• [Task item]
These records are to be written out exactly as they read, minus the pictures.

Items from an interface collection
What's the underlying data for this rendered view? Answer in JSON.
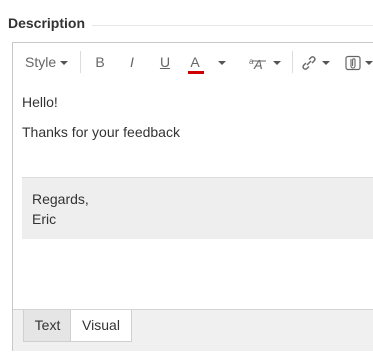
{
  "field": {
    "label": "Description"
  },
  "toolbar": {
    "style_label": "Style",
    "bold_label": "B",
    "italic_label": "I",
    "underline_label": "U",
    "text_color_label": "A",
    "text_color_value": "#cc0000",
    "icons": [
      "caret-down-icon",
      "clear-format-icon",
      "link-icon",
      "attachment-icon"
    ]
  },
  "content": {
    "paragraphs": [
      "Hello!",
      "Thanks for your feedback"
    ],
    "quote_lines": [
      "Regards,",
      "Eric"
    ]
  },
  "tabs": [
    {
      "label": "Text",
      "active": false
    },
    {
      "label": "Visual",
      "active": true
    }
  ]
}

• [Answer to this exercise]
What's the underlying data for this rendered view? Answer in JSON.
{
  "field": {
    "label": "Description"
  },
  "toolbar": {
    "style_label": "Style",
    "bold_label": "B",
    "italic_label": "I",
    "underline_label": "U",
    "text_color_label": "A",
    "text_color_value": "#cc0000",
    "icons": [
      "caret-down-icon",
      "clear-format-icon",
      "link-icon",
      "attachment-icon"
    ]
  },
  "content": {
    "paragraphs": [
      "Hello!",
      "Thanks for your feedback"
    ],
    "quote_lines": [
      "Regards,",
      "Eric"
    ]
  },
  "tabs": [
    {
      "label": "Text",
      "active": false
    },
    {
      "label": "Visual",
      "active": true
    }
  ]
}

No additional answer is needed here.